The ONS will publish April GDP figures at 07:00 on Friday, revealing the cost the coronavirus imposed on the economy in its first full month of lockdown. Consensus favours a -18% month-on-month decline that would lessen in subsequent month due to statistical 'base effects,' although falls in household spending account for only a fraction of the damage done to the economy and the disruptiion is set to draw on for a while longer with some economists estimating as much as a -7% residual hit to growth through summer.
"The government's decision to shelve plans to reopen primary schools fully later this month will ensure that GDP remains greatly below its pre-coronavirus level throughout the summer months. School closures damage GDP directly, by lowering output in the education sector, and indirectly, by preventing parents with young children from going to work. Both impacts are considerable," says Samuel Tombs, chief UK economist at Pantheon Macroeconomics. "School closures likely depressed GDP by 8% in April, by hitting education output and limiting labour supply. Pupils' low return rate in June and delayed further reopening plans point to a lingering 7% GDP hit."
Above: Pantheon Macroeconomics graph showing estimated impact of school closures on labour supply.
The government recently accelerated efforts to reopen the economy but has met pushback from teachers and unions who've forced ministers into a u-turn on earlier plans to have all primary school children return before the usual summer holiday. Education Secretary Gavin Williamson abandoned the plans after only half of children already required to return actually turned up. Concerns over safety, the provision of personal-protective-equipment, testing and uncertainty about how the disease effects children and elders have been widely cited.
Government says that supposedly non-essential retailers will be able to reopen from June 15 but has not updated earlier guidance that pubs and restaurants will have to remain closed until at least July 04. The pub trade produces turnover in excess of 1% of GDP per year and is responsible for almost half a million jobs so any protracted closure could necessitate continued high furlough costs.

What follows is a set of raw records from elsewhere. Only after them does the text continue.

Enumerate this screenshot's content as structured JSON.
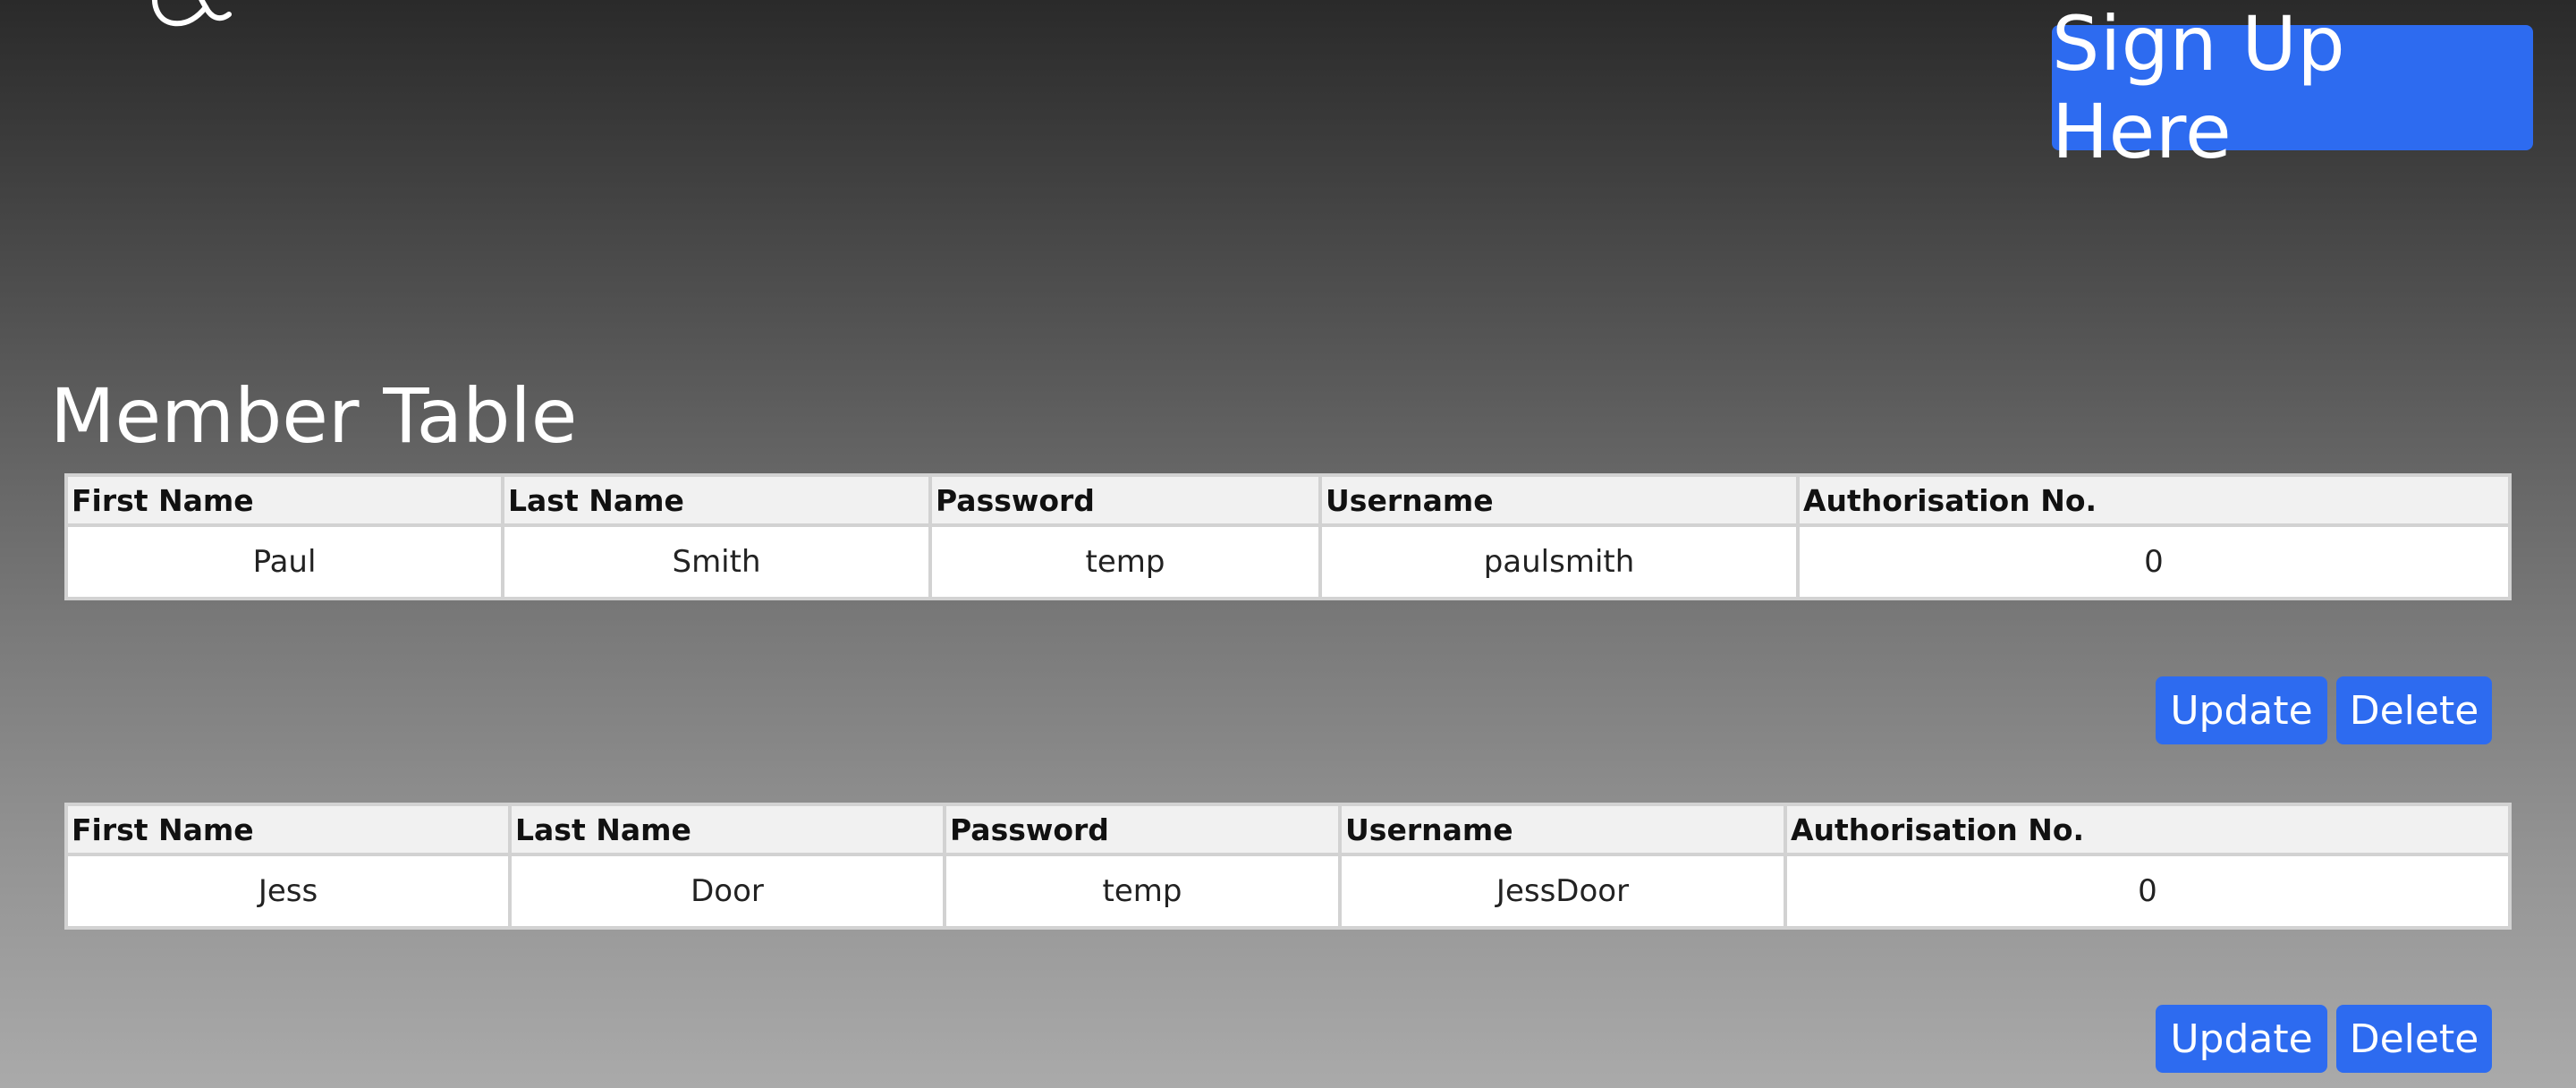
{
  "header": {
    "signup_label": "Sign Up Here"
  },
  "page": {
    "title": "Member Table"
  },
  "table": {
    "columns": [
      "First Name",
      "Last Name",
      "Password",
      "Username",
      "Authorisation No."
    ],
    "members": [
      {
        "first_name": "Paul",
        "last_name": "Smith",
        "password": "temp",
        "username": "paulsmith",
        "auth_no": "0"
      },
      {
        "first_name": "Jess",
        "last_name": "Door",
        "password": "temp",
        "username": "JessDoor",
        "auth_no": "0"
      }
    ]
  },
  "actions": {
    "update_label": "Update",
    "delete_label": "Delete"
  },
  "colors": {
    "button_blue": "#2d6bf0",
    "background_top": "#2a2a2a",
    "background_bottom": "#aaaaaa"
  }
}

"The UK’s public finances are in their worst position since the aftermath of the Second World War. The deficit is likely to surge to close to £330bn this year, more than five times that seen in 2019/20 and around 17% of GDP. And the government debt to GDP ratio looks set to rise from around 93% in 2019/20 to about 105% in the 2020/21 financial year," says Ruth Gregory, a senior economist at Capital Economics. "If anything, these fiscal projections may prove to be too low. They make no allowance for any major new discretionary measures in the summer or autumn as the government moves away from crisis mode and towards promoting the economic recovery. And they could be worse still if the economy is weaker that we expect. So there will be a significant step up in the government’s debt burden."